We move on from one relationship to the next as if the past doesn’t exist. That is the scariest part.

We turn our backs on what made us who we are. The people who are everything to us become background noise, which we eventually silence.

If I could, I’d tell him my reservations. I’m scared you’ll forget about me and what we had. I’m scared you’ll forget all the things we taught each other. And I’m scared you’ll grow out of the man you were with me -- and into someone else entirely.

Just because what we had didn’t work out doesn’t mean I want you to live as if we didn't exist.

I want to be a chapter in your book. I want to be one of your biggest steps. I don’t need to be the love of your life, but I would like to be a "great love."

I’d rather you hate me than forgot me, because hate is just as powerful as love. Maybe you’ll be reminded of me and clench your fists, fuming at the thought of that stupid fight we had on a New York bridge under a gray sky that was just as angry.

I’d rather you felt something than nothing. I want you to bring me up in conversation from time to time -- not look back and feel indifferent.

I know it’s a big world out there. I know that we're capable of falling in love more than once -- that it is, in fact, possible to have more than one soulmate.

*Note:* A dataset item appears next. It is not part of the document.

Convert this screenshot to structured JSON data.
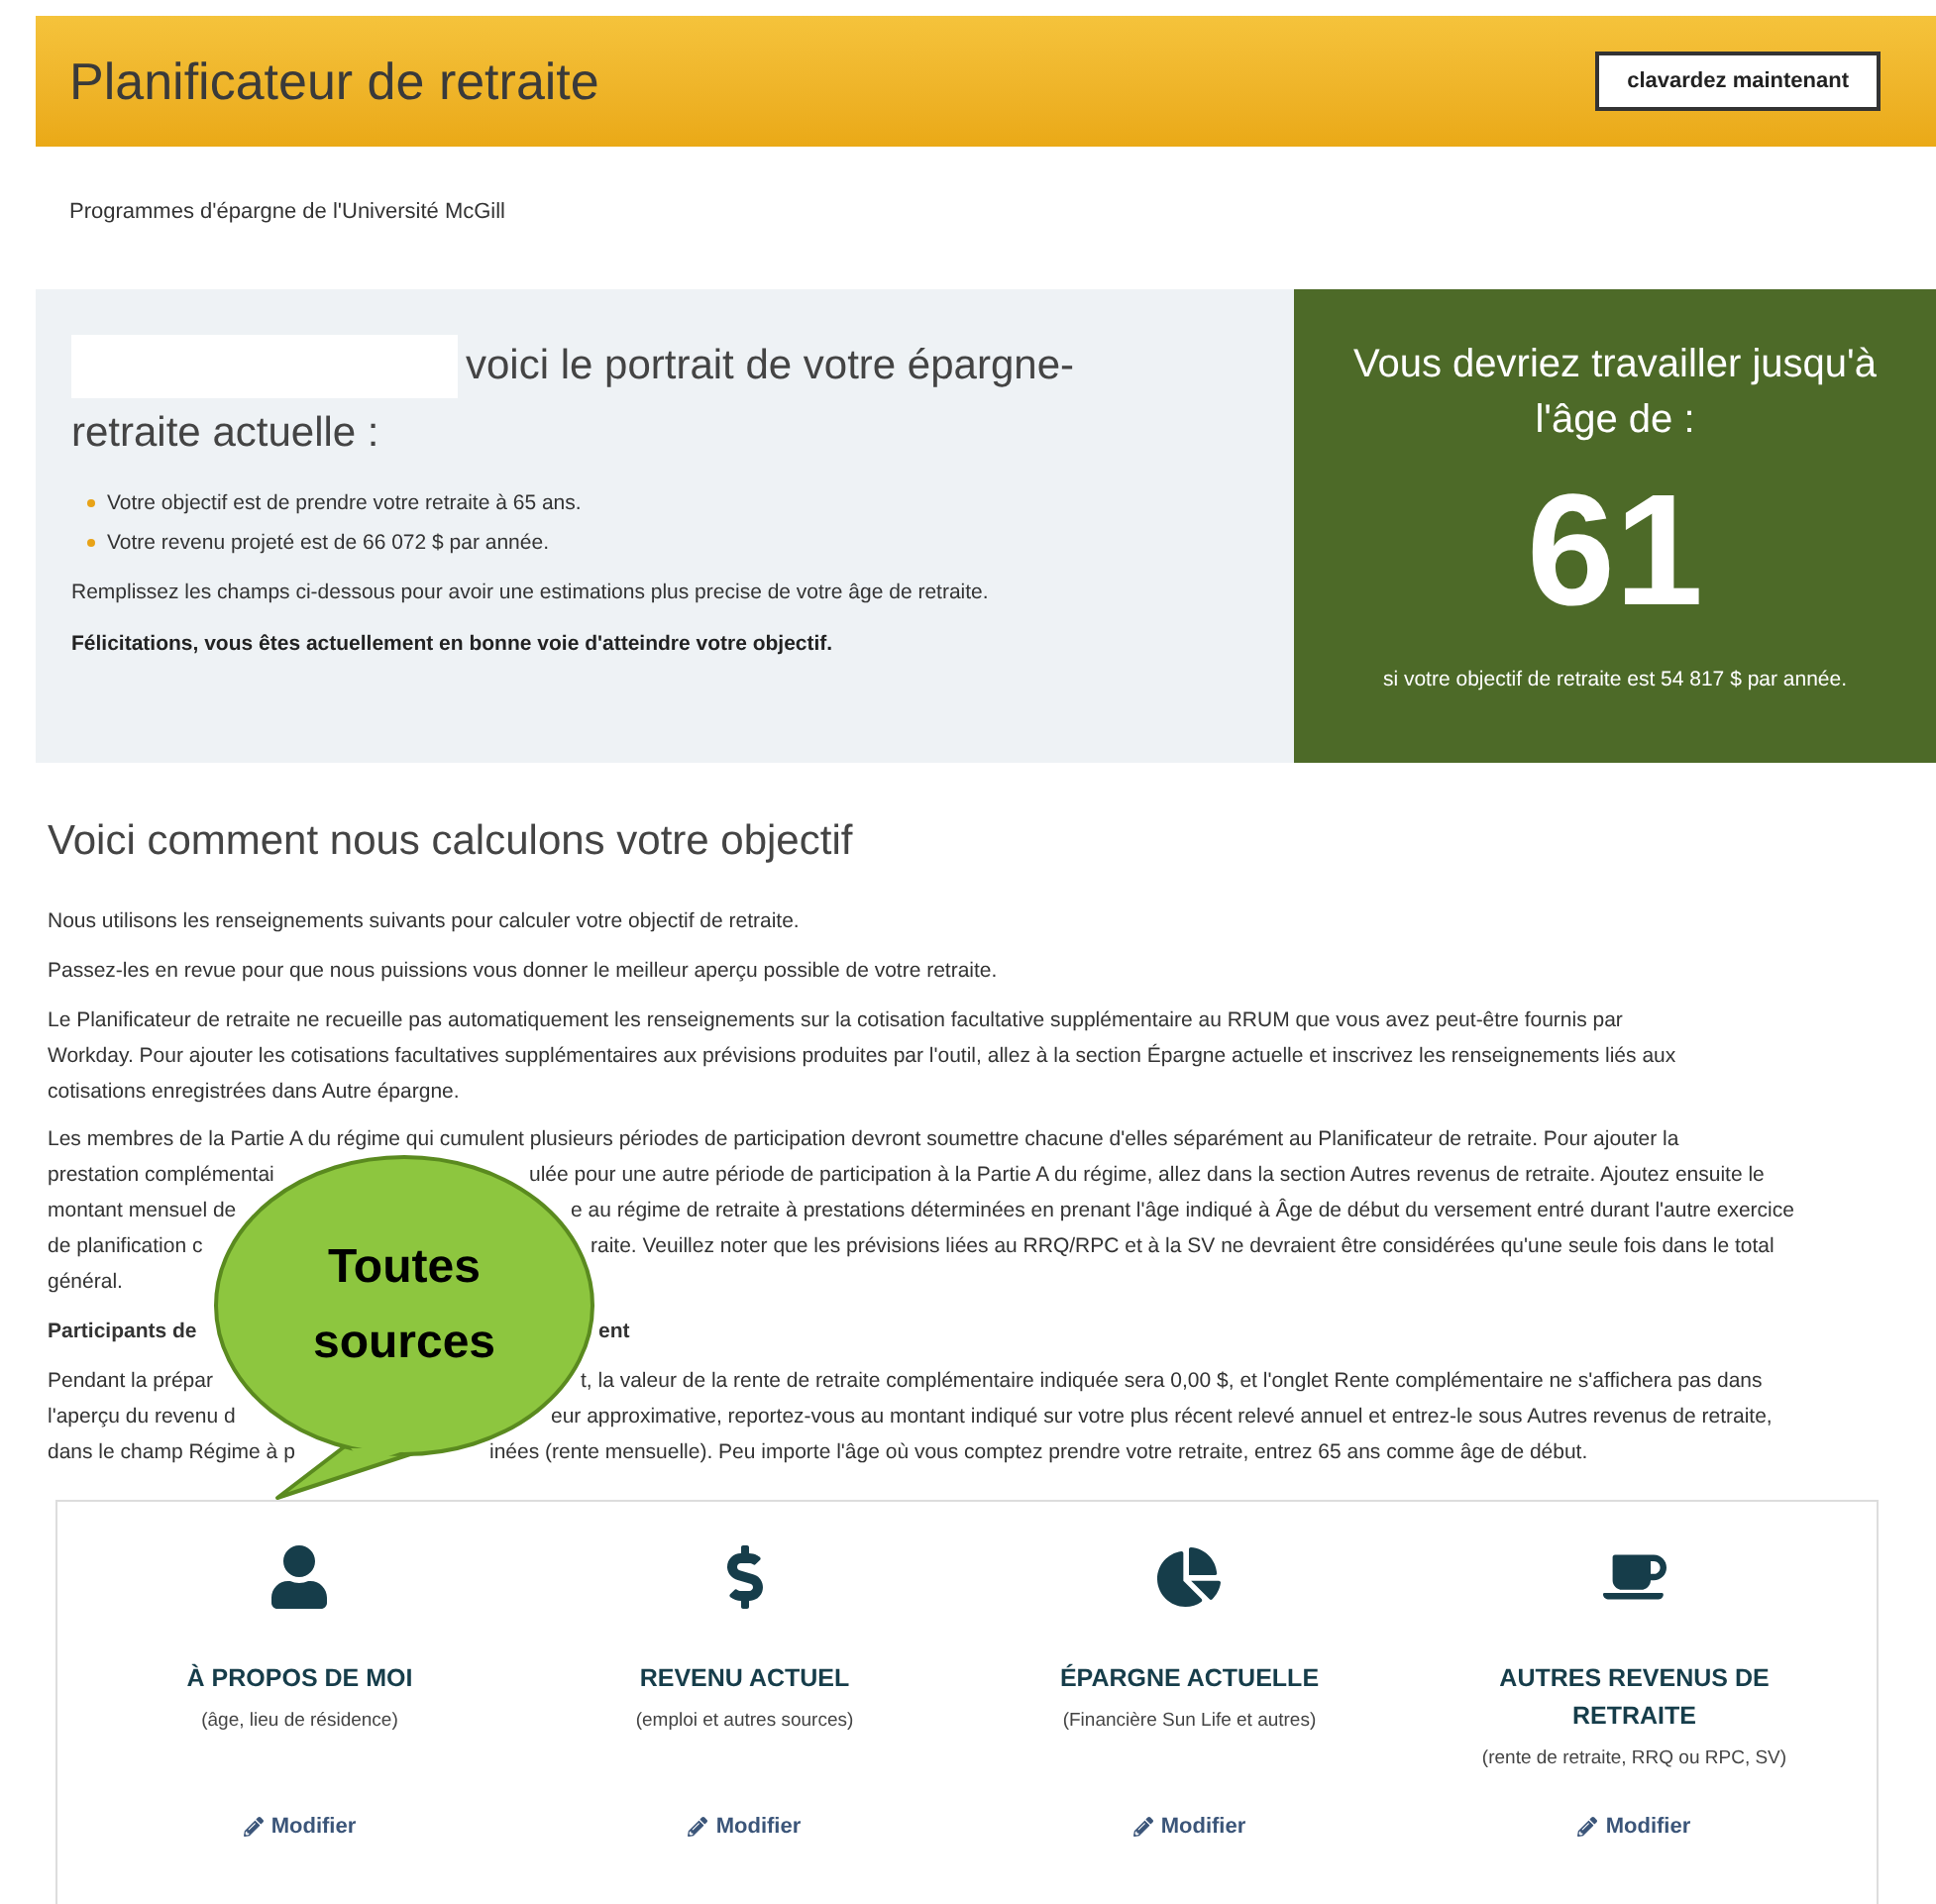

I’m not afraid I won’t find another you. I’m just afraid you’ll forget about me.